More articles from Health and Medicine:

nachricht Unique brain 'fingerprint' can predict drug effectiveness
11.07.2018 | McGill University

nachricht Direct conversion of non-neuronal cells into nerve cells
03.07.2018 | Universitätsmedizin der Johannes Gutenberg-Universität Mainz

All articles from Health and Medicine >>>

The most recent press releases about innovation >>>

Die letzten 5 Focus-News des innovations-reports im Überblick:

Im Focus: First evidence on the source of extragalactic particles

For the first time ever, scientists have determined the cosmic origin of highest-energy neutrinos. A research group led by IceCube scientist Elisa Resconi, spokesperson of the Collaborative Research Center SFB1258 at the Technical University of Munich (TUM), provides an important piece of evidence that the particles detected by the IceCube neutrino telescope at the South Pole originate from a galaxy four billion light-years away from Earth.

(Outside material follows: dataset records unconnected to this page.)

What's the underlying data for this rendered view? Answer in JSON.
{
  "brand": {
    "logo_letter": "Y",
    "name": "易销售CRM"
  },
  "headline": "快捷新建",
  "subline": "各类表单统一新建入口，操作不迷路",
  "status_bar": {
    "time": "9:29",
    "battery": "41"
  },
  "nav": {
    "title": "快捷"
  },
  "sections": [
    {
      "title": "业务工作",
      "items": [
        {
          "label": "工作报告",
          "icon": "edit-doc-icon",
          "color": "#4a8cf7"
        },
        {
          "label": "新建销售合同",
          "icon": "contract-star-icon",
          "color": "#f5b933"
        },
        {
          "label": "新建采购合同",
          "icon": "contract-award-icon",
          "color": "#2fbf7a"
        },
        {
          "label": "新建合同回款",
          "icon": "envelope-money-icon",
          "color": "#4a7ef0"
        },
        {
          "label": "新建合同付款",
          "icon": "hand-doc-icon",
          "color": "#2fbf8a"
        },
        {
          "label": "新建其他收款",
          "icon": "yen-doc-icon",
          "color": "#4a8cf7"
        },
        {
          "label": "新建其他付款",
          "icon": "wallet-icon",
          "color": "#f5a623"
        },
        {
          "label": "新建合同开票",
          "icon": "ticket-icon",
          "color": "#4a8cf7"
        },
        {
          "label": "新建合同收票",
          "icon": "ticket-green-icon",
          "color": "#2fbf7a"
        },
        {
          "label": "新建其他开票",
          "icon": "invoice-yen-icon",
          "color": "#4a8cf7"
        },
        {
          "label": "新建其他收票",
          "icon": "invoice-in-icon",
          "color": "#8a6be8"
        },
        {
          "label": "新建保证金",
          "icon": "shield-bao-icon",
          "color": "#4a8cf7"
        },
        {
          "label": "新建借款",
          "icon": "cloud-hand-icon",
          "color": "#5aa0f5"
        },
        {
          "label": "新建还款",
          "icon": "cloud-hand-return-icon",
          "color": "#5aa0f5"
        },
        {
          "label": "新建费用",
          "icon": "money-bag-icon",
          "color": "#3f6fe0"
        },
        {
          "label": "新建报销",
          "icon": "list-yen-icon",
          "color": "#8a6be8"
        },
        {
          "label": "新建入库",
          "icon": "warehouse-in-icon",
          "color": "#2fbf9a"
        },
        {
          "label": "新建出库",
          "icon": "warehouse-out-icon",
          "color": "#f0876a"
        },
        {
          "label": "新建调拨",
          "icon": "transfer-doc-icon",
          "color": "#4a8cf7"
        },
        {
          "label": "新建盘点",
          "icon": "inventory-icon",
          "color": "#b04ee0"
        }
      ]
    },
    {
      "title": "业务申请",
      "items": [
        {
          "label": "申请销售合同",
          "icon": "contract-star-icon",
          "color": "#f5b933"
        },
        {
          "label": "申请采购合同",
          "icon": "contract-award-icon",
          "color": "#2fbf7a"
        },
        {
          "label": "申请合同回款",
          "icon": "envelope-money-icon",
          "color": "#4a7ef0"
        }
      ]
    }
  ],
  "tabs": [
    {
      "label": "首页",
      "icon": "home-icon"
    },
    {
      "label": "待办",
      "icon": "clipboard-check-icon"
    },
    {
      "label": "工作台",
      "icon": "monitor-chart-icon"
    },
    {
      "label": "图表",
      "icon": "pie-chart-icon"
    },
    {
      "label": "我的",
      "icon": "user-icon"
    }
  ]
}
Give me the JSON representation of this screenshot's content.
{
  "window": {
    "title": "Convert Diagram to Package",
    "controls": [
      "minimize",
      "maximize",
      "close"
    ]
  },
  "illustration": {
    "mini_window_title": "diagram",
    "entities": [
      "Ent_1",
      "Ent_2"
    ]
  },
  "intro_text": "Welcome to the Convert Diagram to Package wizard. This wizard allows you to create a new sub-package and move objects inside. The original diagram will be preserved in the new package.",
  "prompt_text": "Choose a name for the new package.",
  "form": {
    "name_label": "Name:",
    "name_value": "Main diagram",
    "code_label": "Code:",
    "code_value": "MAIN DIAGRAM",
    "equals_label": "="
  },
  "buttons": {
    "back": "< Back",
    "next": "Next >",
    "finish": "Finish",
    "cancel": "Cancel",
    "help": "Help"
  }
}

To rule out other origins with certainty, the team led by neutrino physicist Elisa Resconi from the Technical University of Munich and multi-wavelength...

Im Focus: Magnetic vortices: Two independent magnetic skyrmion phases discovered in a single material

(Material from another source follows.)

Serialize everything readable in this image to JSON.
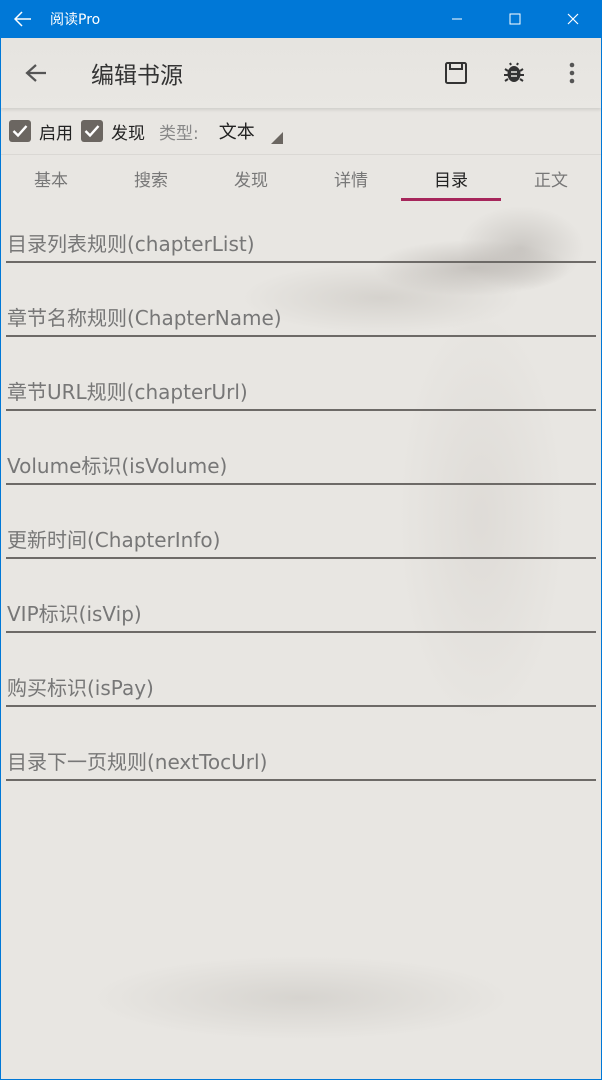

For the first time a team of researchers have discovered two different phases of magnetic skyrmions in a single material. Physicists of the Technical Universities of Munich and Dresden and the University of Cologne can now better study and understand the properties of these magnetic structures, which are important for both basic research and applications.

Whirlpools are an everyday experience in a bath tub: When the water is drained a circular vortex is formed. Typically, such whirls are rather stable. Similar...

Im Focus: Breaking the bond: To take part or not?

Physicists working with Roland Wester at the University of Innsbruck have investigated if and how chemical reactions can be influenced by targeted vibrational excitation of the reactants. They were able to demonstrate that excitation with a laser beam does not affect the efficiency of a chemical exchange reaction and that the excited molecular group acts only as a spectator in the reaction.

A frequently used reaction in organic chemistry is nucleophilic substitution. It plays, for example, an important role in in the synthesis of new chemical...

Im Focus: New 2D Spectroscopy Methods

Optical spectroscopy allows investigating the energy structure and dynamic properties of complex quantum systems. Researchers from the University of Würzburg present two new approaches of coherent two-dimensional spectroscopy.

"Put an excitation into the system and observe how it evolves." According to physicist Professor Tobias Brixner, this is the credo of optical spectroscopy....

Im Focus: Chemical reactions in the light of ultrashort X-ray pulses from free-electron lasers

Ultra-short, high-intensity X-ray flashes open the door to the foundations of chemical reactions. Free-electron lasers generate these kinds of pulses, but there is a catch: the pulses vary in duration and energy. An international research team has now presented a solution: Using a ring of 16 detectors and a circularly polarized laser beam, they can determine both factors with attosecond accuracy.

Free-electron lasers (FELs) generate extremely short and intense X-ray flashes. Researchers can use these flashes to resolve structures with diameters on the...

All Focus news of the innovation-report >>>

Anzeige

Anzeige

VideoLinks
Industry & Economy
Event News

Leading experts in Diabetes, Metabolism and Biomedical Engineering discuss Precision Medicine

13.07.2018 | Event News

Conference on Laser Polishing – LaP: Fine Tuning for Surfaces

12.07.2018 | Event News

11th European Wood-based Panel Symposium 2018: Meeting point for the wood-based materials industry

03.07.2018 | Event News

 
Latest News

Microscopic trampoline may help create networks of quantum computers

17.07.2018 | Information Technology

In borophene, boundaries are no barrier

17.07.2018 | Materials Sciences

The role of Sodium for the Enhancement of Solar Cells

17.07.2018 | Power and Electrical Engineering

VideoLinks
Science & Research
Overview of more VideoLinks >>>